Of the perversion of the diphthongs ou and oi, by which count is converted into caount, town into taown, &c., and voice into vice, joint into jint, &c., .we have already spoken. Persons habituated to this fault are generally unaware of it.
Do not change the w at the end of the words saw, law, draw, &c., to r, as if they were sor, lor, dror, &c.
Do not give the sound of short u to short a before nt and ss, in a final unaccented syllable, as in ar'ro-gant, in'fant, tres'pass, main'te-nance, dor'mant, re-luc'tant ; or the same sound of u to the final syllables én, ent, and ěnce, as in con-tentment, gen'lle-men, prov'i-dence, in'so-lent. In these syllables there should be a delicate sound of short a and short e, without stress.
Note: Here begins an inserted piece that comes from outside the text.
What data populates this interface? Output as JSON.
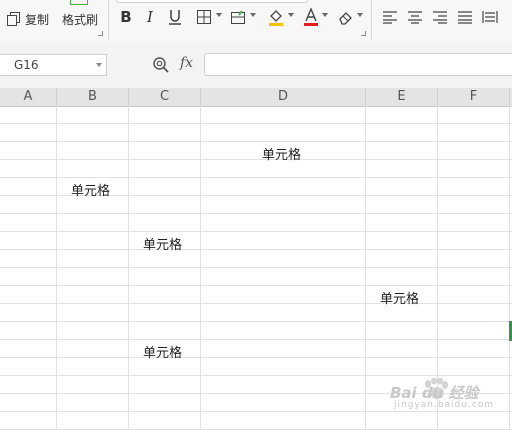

The vowel before final 1, in e’vil, driv'el, grov'el, &c., is unsounded ; but in most other words it should be sounded in the unaccented syllable ; as, pen'cil, an'vil, fi'nal, me'dal, nov'el, mod'el, parcel, chap'el, rev'el. Short i before n is subject to the same remark; as, Latin, matin, sat'in, cer'tain, mountain, cap'tain, fountain (pronounced certin, &c.) But in cous'in, ba'sin, &c., the i is not heard
Short e before n, when they make a final syllable not under accent, hould be sounded, in sud'den, kitch'en, slov'en, children, linen, chick'en, &c., and also before d in hun'dred; but in nearly all other words ending in unaccented en, the e of this syllable should be silent; as, heaven,
In the spelling and defining lessons, the following abbreviations have jeen used : a for adjective ; ad. for adverb; con. for conjunction ; n. for name or noun ; obs. for obsolete; pl. for plural ; pp. for participle pas. sive ; ppr. for participle present ; prep. for preposition ; pret. for preterit tense ; v. i. for vérb intransitive; v. t. for verb transitive.
Forms indicating the pronunciation of the whole or a part of a word are sometimes placed in parenthesis between the word and the definition.
The long vowel mark, or makron, and the short vowel mark, or breve, · tre occasionally placed over vowel letters, in the text. This is generally done to indicate that the sound is apt to be slighted. Thus, long o in both, tone, most, is often robbed of its fullness ; and long u in tū'tor, stū'pid, dūke, &c., is often perverted into the sound of oo in cool. The force of these marks, and also that of the ac'cent, should be well understood by the pupil.
The figures between marks of parenthesis, after the names of authors, are designed to indicate the dates of birth and death.
PART II. READING, SPELLING, AND DEFINING
1. READING aloud, when rightly practiced, is good exercise for the health. It brings into active play most of the muscles of the trunk, to a degree of which few are aware till their attention is called to it.
2. The sublimity of wisdom is to do those things living which are to be desired when dying. Death has nothing terrible in it but what life has made so.
3. He is a wise man who is willing to receive instruction from all men. He is a mighty man who subdues his evil inclinations. He is a rich man who is contented with his lot.
4. Lost! Somewhere between sunrise and sunset, two golden hours, each set with sixty diamond minutes. No reward is offered, for they are lost forever.
5. Be courteous. Remember that bad manners make bad morals. A kind no is often more agreeablo than an uncourteous yes.